[DATASET — start]

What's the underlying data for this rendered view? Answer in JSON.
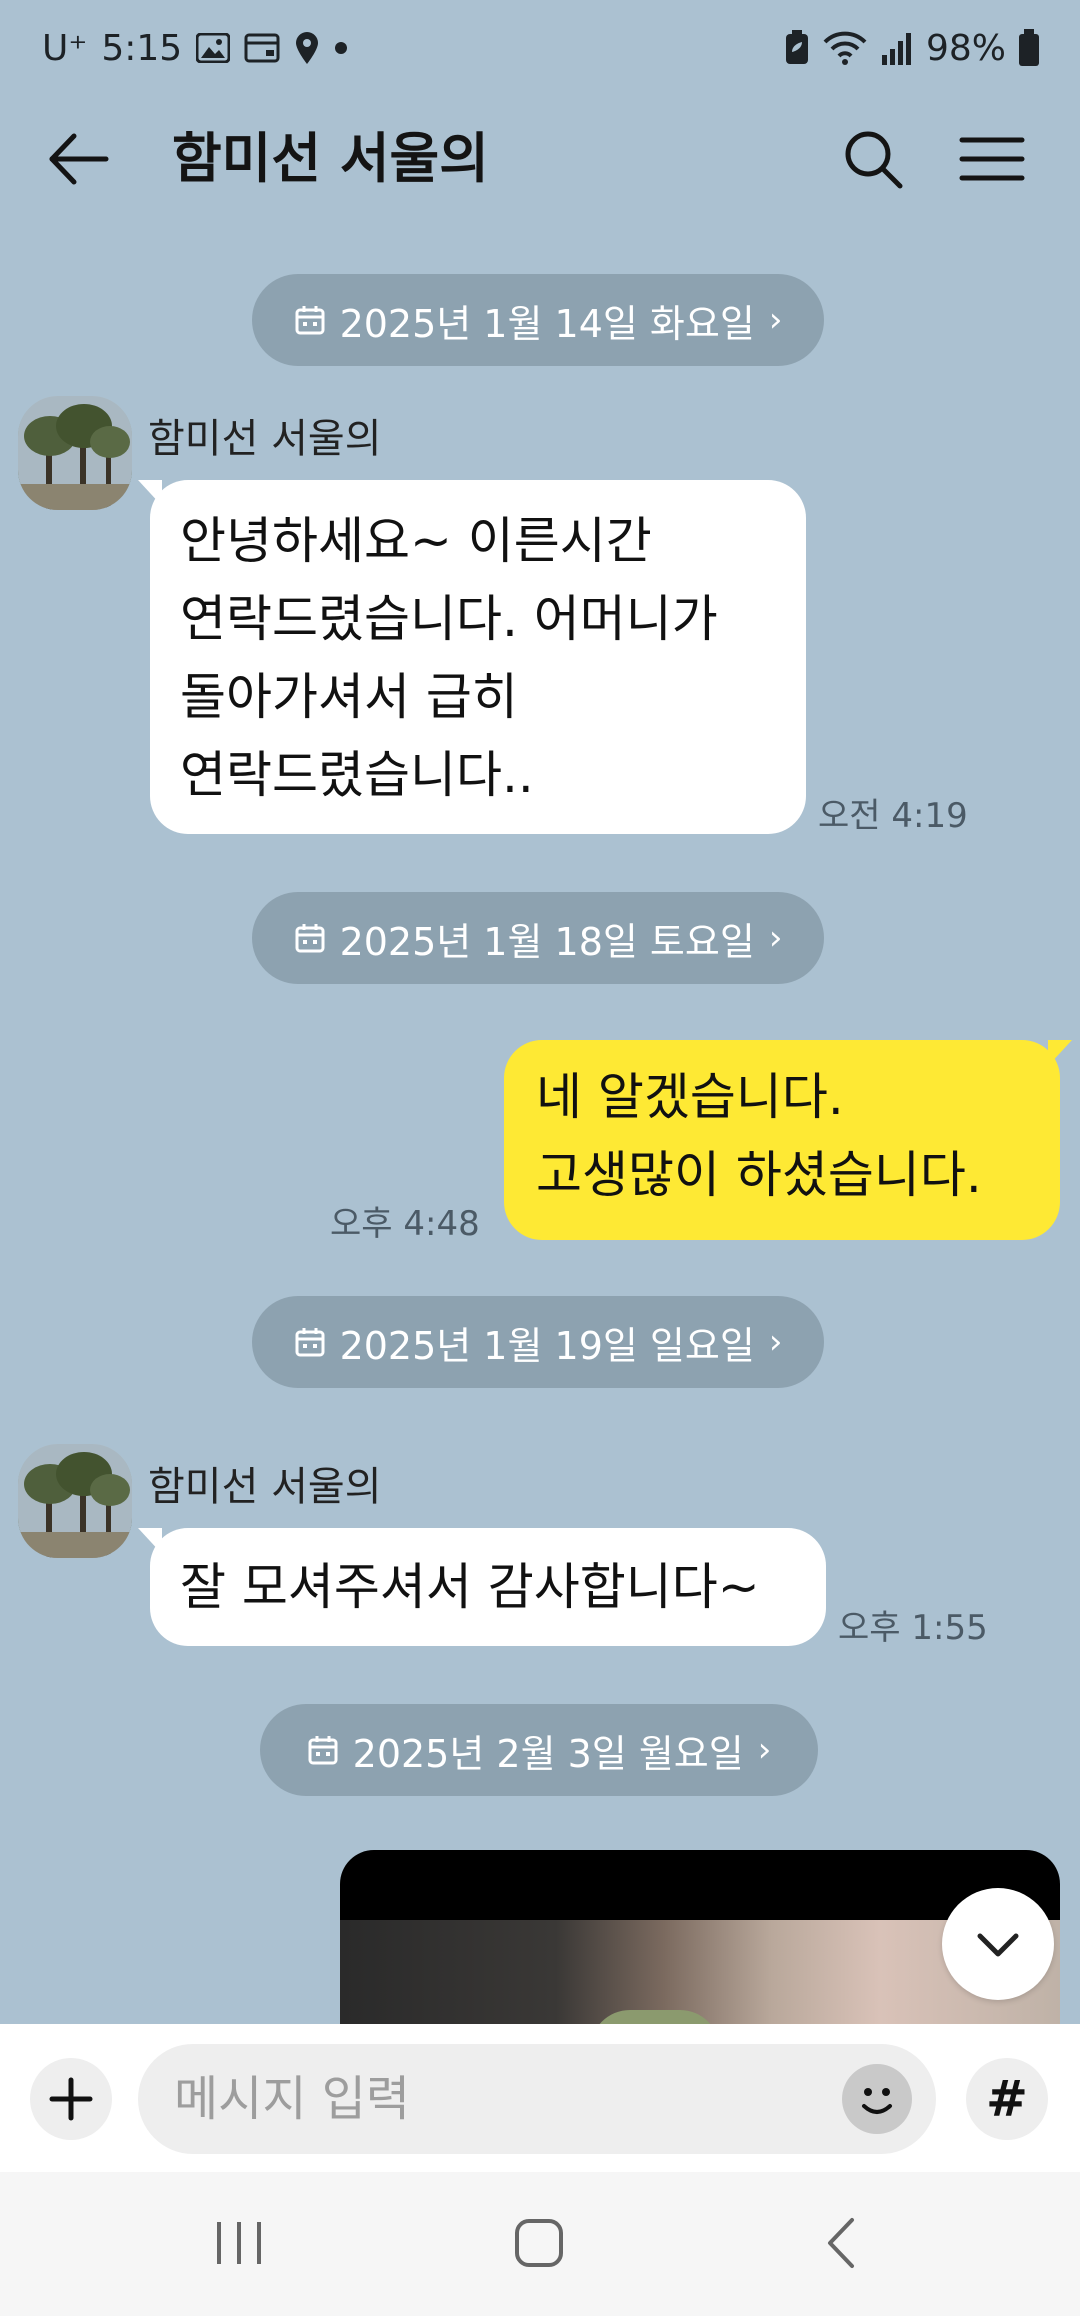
{
  "status_bar": {
    "carrier": "U⁺",
    "time": "5:15",
    "battery": "98%"
  },
  "header": {
    "title": "함미선 서울의"
  },
  "messages": {
    "date1": "2025년 1월 14일 화요일",
    "date2": "2025년 1월 18일 토요일",
    "date3": "2025년 1월 19일 일요일",
    "date4": "2025년 2월 3일 월요일",
    "in1_sender": "함미선 서울의",
    "in1_lines": [
      "안녕하세요~ 이른시간",
      "연락드렸습니다. 어머니가",
      "돌아가셔서 급히",
      "연락드렸습니다.."
    ],
    "in1_time": "오전 4:19",
    "out1_lines": [
      "네 알겠습니다.",
      "고생많이 하셨습니다."
    ],
    "out1_time": "오후 4:48",
    "in2_sender": "함미선 서울의",
    "in2_text": "잘 모셔주셔서 감사합니다~",
    "in2_time": "오후 1:55"
  },
  "input": {
    "placeholder": "메시지 입력",
    "hash_label": "#"
  },
  "colors": {
    "chat_background": "#abc1d1",
    "outgoing_bubble": "#fee934",
    "incoming_bubble": "#ffffff"
  }
}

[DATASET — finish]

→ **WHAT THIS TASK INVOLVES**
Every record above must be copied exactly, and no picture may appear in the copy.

→ **REPLY**
What's the underlying data for this rendered view? Answer in JSON.
{
  "status_bar": {
    "carrier": "U⁺",
    "time": "5:15",
    "battery": "98%"
  },
  "header": {
    "title": "함미선 서울의"
  },
  "messages": {
    "date1": "2025년 1월 14일 화요일",
    "date2": "2025년 1월 18일 토요일",
    "date3": "2025년 1월 19일 일요일",
    "date4": "2025년 2월 3일 월요일",
    "in1_sender": "함미선 서울의",
    "in1_lines": [
      "안녕하세요~ 이른시간",
      "연락드렸습니다. 어머니가",
      "돌아가셔서 급히",
      "연락드렸습니다.."
    ],
    "in1_time": "오전 4:19",
    "out1_lines": [
      "네 알겠습니다.",
      "고생많이 하셨습니다."
    ],
    "out1_time": "오후 4:48",
    "in2_sender": "함미선 서울의",
    "in2_text": "잘 모셔주셔서 감사합니다~",
    "in2_time": "오후 1:55"
  },
  "input": {
    "placeholder": "메시지 입력",
    "hash_label": "#"
  },
  "colors": {
    "chat_background": "#abc1d1",
    "outgoing_bubble": "#fee934",
    "incoming_bubble": "#ffffff"
  }
}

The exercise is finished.